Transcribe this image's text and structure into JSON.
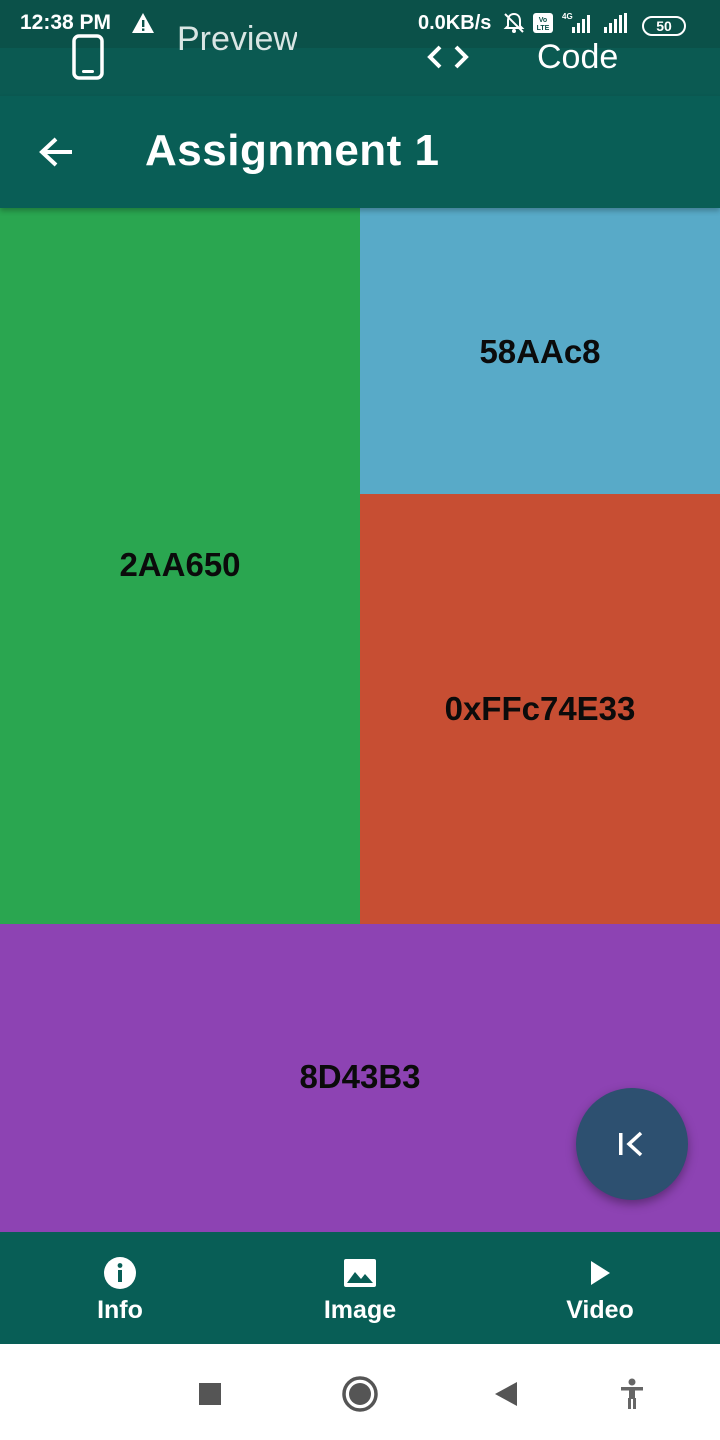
{
  "status_bar": {
    "time": "12:38 PM",
    "network_speed": "0.0KB/s",
    "battery": "50",
    "icons": [
      "warning-icon",
      "mute-bell-icon",
      "volte-icon",
      "signal-4g-icon",
      "signal-icon",
      "battery-icon"
    ]
  },
  "tabs": {
    "preview_label": "Preview",
    "code_label": "Code"
  },
  "app_bar": {
    "title": "Assignment 1"
  },
  "tiles": {
    "green": {
      "label": "2AA650",
      "color": "#2aa650"
    },
    "blue": {
      "label": "58AAc8",
      "color": "#58aac8"
    },
    "red": {
      "label": "0xFFc74E33",
      "color": "#c74e33"
    },
    "purple": {
      "label": "8D43B3",
      "color": "#8d43b3"
    }
  },
  "bottom_nav": {
    "items": [
      {
        "label": "Info",
        "icon": "info-icon"
      },
      {
        "label": "Image",
        "icon": "image-icon"
      },
      {
        "label": "Video",
        "icon": "play-icon"
      }
    ]
  },
  "colors": {
    "primary_dark": "#095e56",
    "fab": "#2d5070"
  }
}
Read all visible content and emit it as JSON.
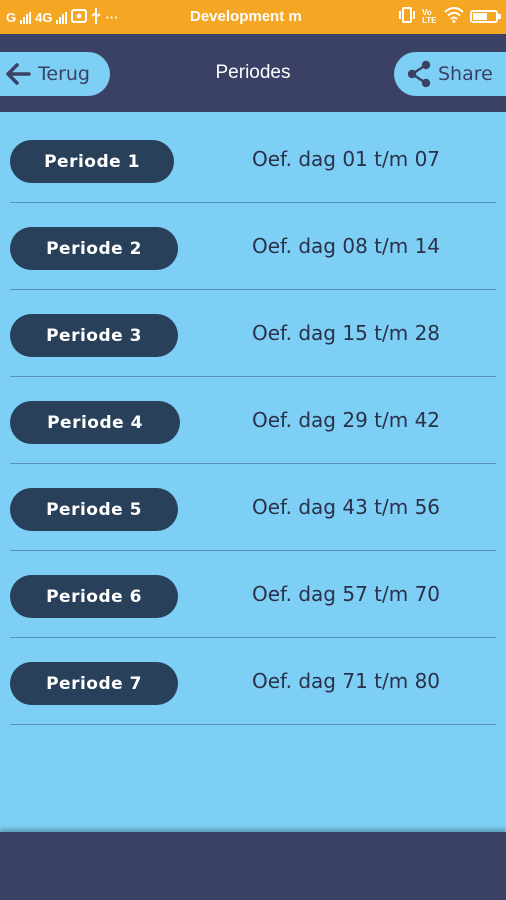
{
  "status_bar": {
    "left_text": "G",
    "network": "4G",
    "more": "···",
    "app_title": "Development m",
    "volte": "Vo LTE",
    "background": "#F5A623"
  },
  "header": {
    "title": "Periodes",
    "back_label": "Terug",
    "share_label": "Share",
    "background": "#3A4164",
    "button_color": "#7ECFF5"
  },
  "periods": [
    {
      "label": "Periode 1",
      "range": "Oef. dag 01 t/m 07"
    },
    {
      "label": "Periode 2",
      "range": "Oef. dag 08 t/m 14"
    },
    {
      "label": "Periode 3",
      "range": "Oef. dag 15 t/m 28"
    },
    {
      "label": "Periode 4",
      "range": "Oef. dag 29 t/m 42"
    },
    {
      "label": "Periode 5",
      "range": "Oef. dag 43 t/m 56"
    },
    {
      "label": "Periode 6",
      "range": "Oef. dag 57 t/m 70"
    },
    {
      "label": "Periode 7",
      "range": "Oef. dag 71 t/m 80"
    }
  ],
  "colors": {
    "page_background": "#7ECFF5",
    "period_button": "#28405A",
    "bottom_bar": "#3A4164"
  }
}
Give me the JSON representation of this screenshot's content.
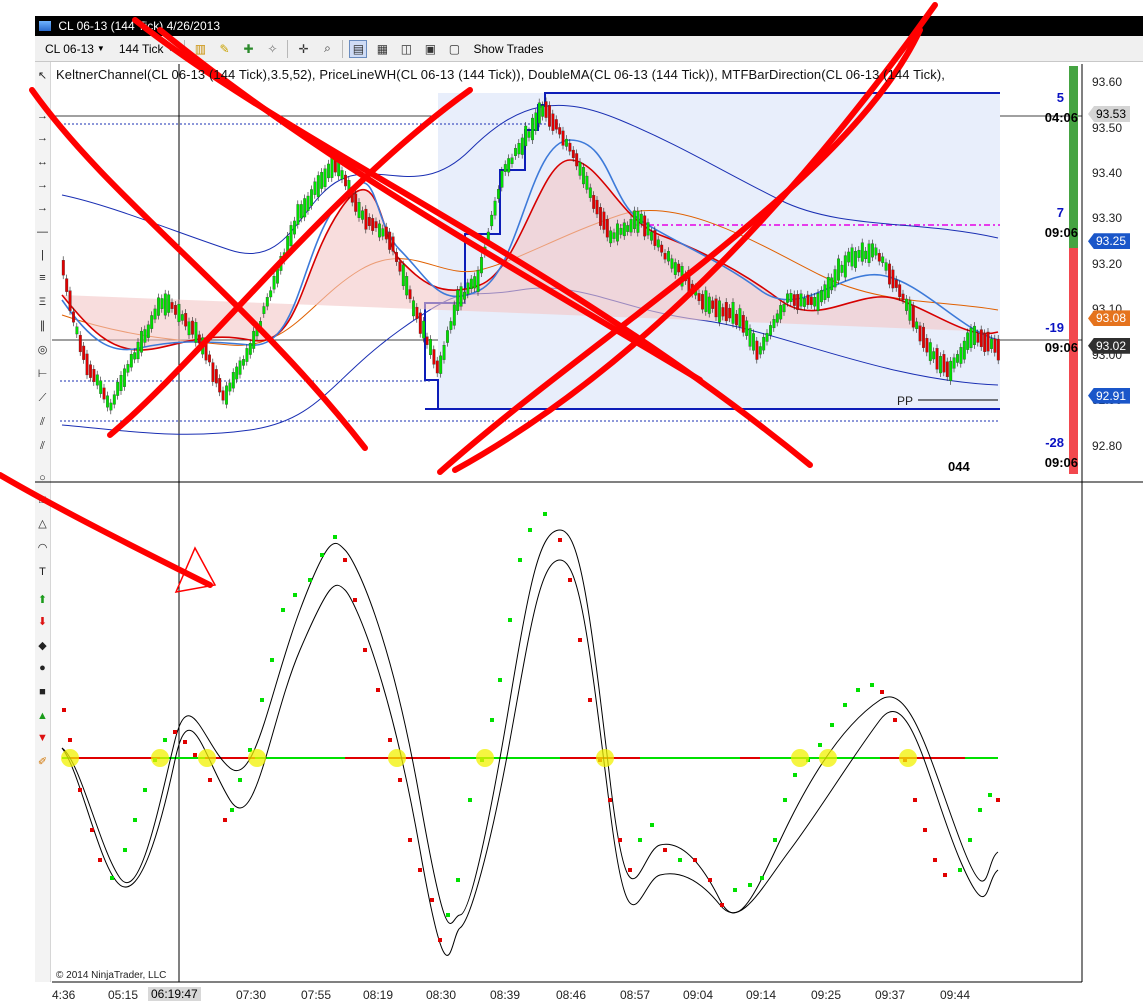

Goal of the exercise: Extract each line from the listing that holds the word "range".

Answer for this exercise:
      "range": "Oef. dag 01 t/m 07"
      "range": "Oef. dag 08 t/m 14"
      "range": "Oef. dag 15 t/m 28"
      "range": "Oef. dag 29 t/m 42"
      "range": "Oef. dag 43 t/m 56"
      "range": "Oef. dag 57 t/m 70"
      "range": "Oef. dag 71 t/m 80"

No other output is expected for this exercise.